Excerpts from an interface dataset:
____________________
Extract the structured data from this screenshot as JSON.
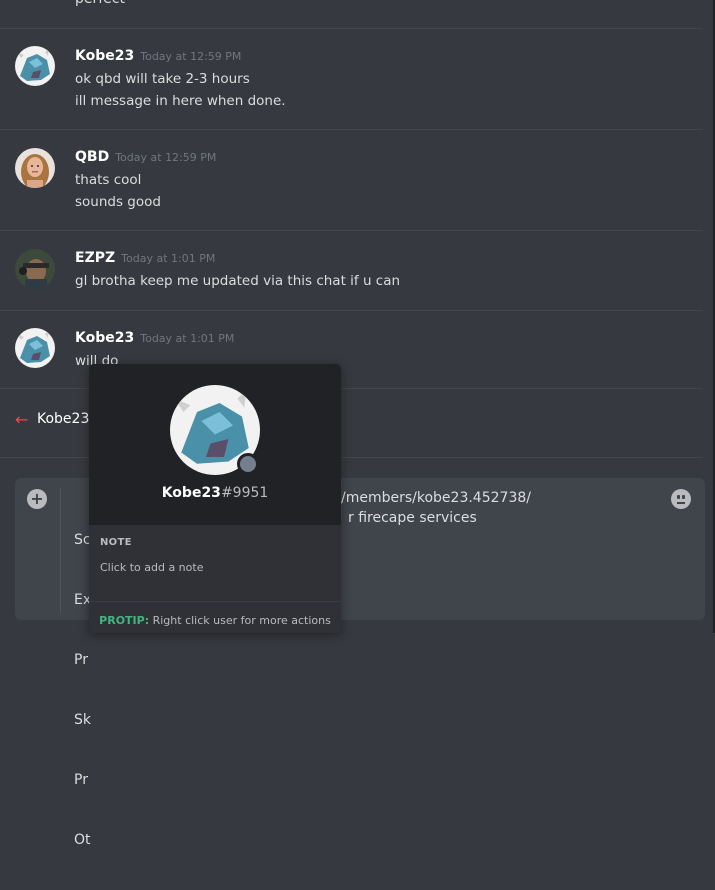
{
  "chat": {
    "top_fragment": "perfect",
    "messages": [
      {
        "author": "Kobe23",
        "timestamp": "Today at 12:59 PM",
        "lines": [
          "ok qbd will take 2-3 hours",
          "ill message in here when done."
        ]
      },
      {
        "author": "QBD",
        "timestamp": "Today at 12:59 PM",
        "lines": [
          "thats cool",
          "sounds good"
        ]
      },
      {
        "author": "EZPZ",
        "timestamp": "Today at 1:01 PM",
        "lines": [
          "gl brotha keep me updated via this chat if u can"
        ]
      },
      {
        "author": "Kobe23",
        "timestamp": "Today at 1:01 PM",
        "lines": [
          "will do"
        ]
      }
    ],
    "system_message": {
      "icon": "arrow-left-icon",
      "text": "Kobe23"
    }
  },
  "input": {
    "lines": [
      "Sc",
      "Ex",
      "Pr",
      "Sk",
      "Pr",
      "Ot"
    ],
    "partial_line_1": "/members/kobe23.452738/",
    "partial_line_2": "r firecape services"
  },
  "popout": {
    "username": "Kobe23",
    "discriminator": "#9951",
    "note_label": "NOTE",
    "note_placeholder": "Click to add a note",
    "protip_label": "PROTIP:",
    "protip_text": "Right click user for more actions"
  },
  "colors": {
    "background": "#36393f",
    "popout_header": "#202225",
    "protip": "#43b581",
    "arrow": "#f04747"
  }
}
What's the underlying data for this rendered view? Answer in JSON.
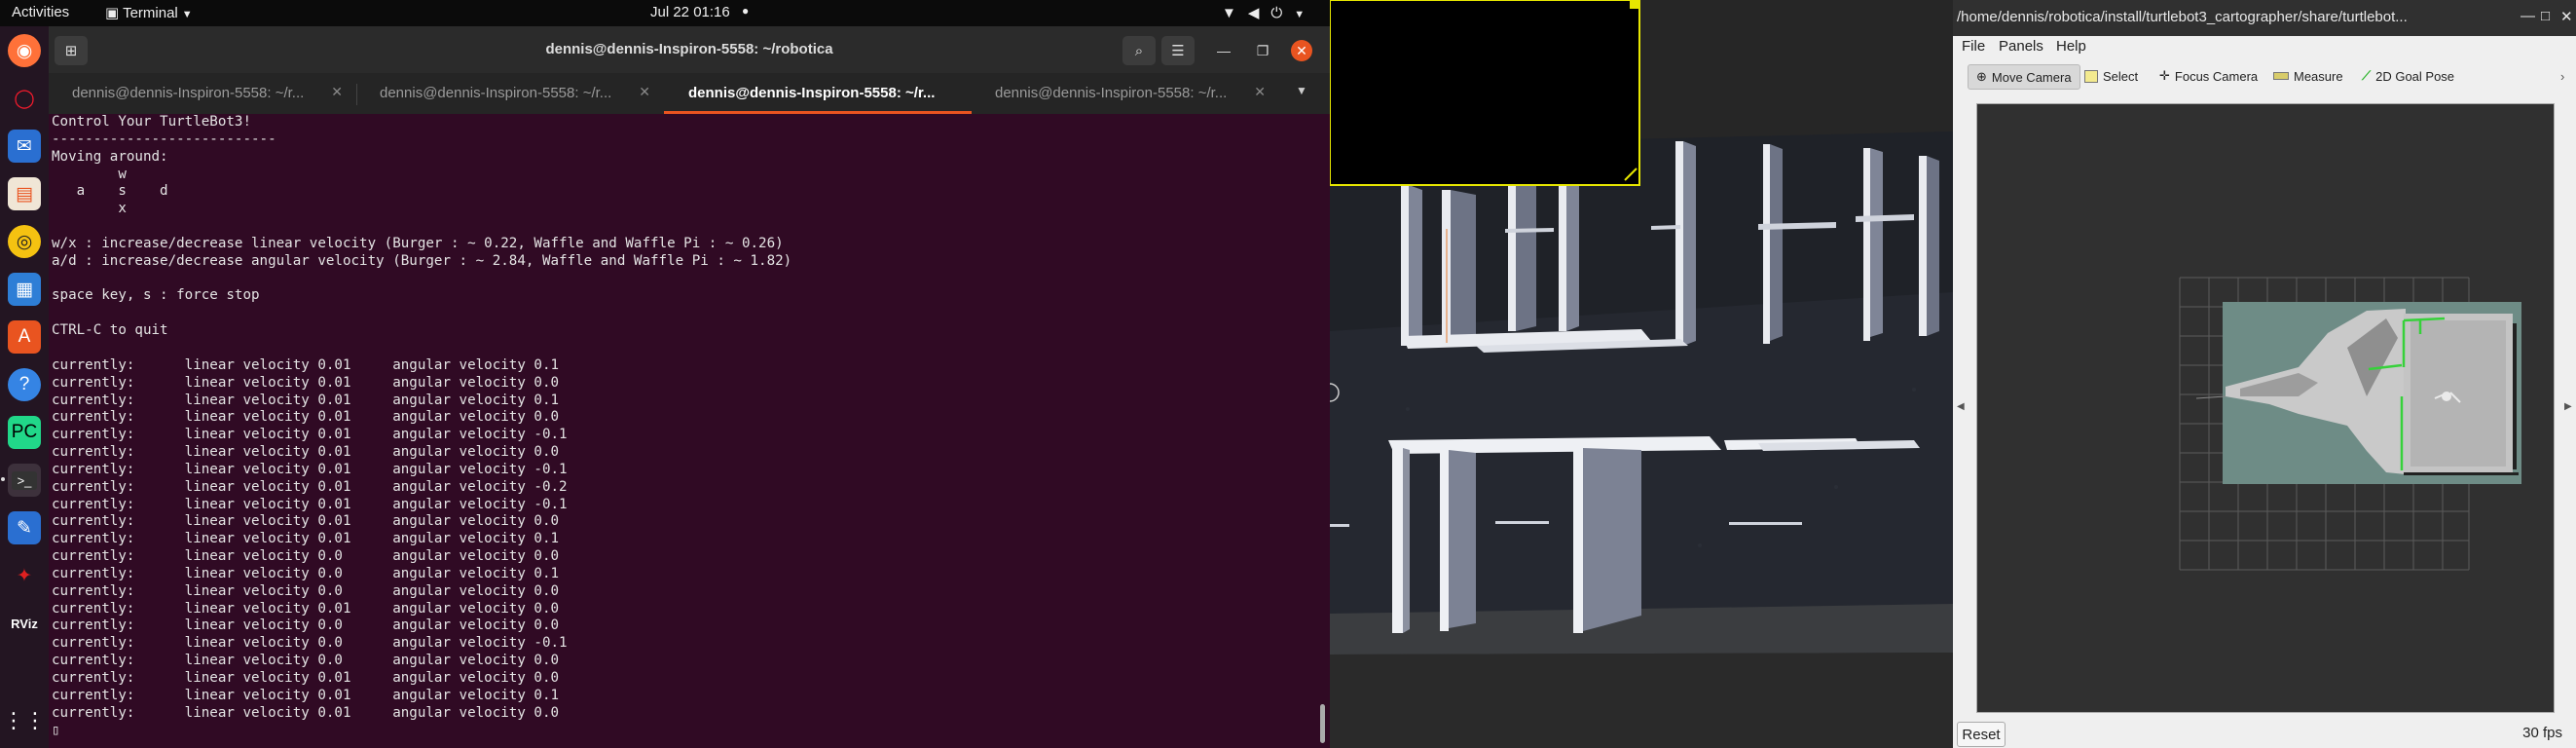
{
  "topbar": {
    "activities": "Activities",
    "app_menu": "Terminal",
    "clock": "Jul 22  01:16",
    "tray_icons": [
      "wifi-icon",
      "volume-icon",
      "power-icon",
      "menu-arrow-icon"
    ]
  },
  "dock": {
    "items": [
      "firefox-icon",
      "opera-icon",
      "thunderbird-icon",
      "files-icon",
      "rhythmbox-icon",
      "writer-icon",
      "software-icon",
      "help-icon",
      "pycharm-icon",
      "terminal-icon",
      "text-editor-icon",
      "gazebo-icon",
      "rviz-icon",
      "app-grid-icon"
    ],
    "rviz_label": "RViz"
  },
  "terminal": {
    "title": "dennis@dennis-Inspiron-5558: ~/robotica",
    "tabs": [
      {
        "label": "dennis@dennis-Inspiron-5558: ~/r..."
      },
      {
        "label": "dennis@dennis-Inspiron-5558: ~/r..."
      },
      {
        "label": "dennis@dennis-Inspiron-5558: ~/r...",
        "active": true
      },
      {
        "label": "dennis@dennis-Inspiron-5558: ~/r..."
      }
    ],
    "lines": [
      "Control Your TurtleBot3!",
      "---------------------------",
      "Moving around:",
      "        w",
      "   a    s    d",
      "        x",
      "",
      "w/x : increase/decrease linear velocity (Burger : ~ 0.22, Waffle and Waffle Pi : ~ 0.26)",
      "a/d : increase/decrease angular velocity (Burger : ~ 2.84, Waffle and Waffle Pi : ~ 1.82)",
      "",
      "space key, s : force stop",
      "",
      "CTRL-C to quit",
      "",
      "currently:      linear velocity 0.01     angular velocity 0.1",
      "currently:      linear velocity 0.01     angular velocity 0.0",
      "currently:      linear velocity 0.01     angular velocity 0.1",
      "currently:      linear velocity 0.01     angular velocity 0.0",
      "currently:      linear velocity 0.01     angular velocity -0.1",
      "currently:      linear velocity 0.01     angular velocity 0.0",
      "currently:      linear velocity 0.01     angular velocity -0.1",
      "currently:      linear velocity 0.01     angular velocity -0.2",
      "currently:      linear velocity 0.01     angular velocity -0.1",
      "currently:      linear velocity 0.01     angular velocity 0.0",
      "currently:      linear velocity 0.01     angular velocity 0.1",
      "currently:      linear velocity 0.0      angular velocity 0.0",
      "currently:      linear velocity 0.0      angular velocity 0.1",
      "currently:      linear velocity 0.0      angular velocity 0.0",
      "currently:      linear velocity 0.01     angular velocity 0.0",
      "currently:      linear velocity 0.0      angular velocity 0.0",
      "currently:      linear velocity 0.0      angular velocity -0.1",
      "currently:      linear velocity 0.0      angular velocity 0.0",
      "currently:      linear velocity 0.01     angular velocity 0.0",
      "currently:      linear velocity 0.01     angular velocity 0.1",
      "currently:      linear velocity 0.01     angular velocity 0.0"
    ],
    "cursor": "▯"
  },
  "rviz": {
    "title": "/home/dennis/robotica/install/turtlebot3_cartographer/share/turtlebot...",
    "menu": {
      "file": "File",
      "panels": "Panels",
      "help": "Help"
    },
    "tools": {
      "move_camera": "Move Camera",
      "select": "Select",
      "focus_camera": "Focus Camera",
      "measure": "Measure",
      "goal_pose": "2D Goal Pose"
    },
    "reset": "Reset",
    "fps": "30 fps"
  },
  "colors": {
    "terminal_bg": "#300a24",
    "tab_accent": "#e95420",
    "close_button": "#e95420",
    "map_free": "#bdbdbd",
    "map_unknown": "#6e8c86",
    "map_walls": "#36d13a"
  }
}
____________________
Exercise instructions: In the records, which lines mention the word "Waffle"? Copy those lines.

Exercise solution:
      "w/x : increase/decrease linear velocity (Burger : ~ 0.22, Waffle and Waffle Pi : ~ 0.26)",
      "a/d : increase/decrease angular velocity (Burger : ~ 2.84, Waffle and Waffle Pi : ~ 1.82)",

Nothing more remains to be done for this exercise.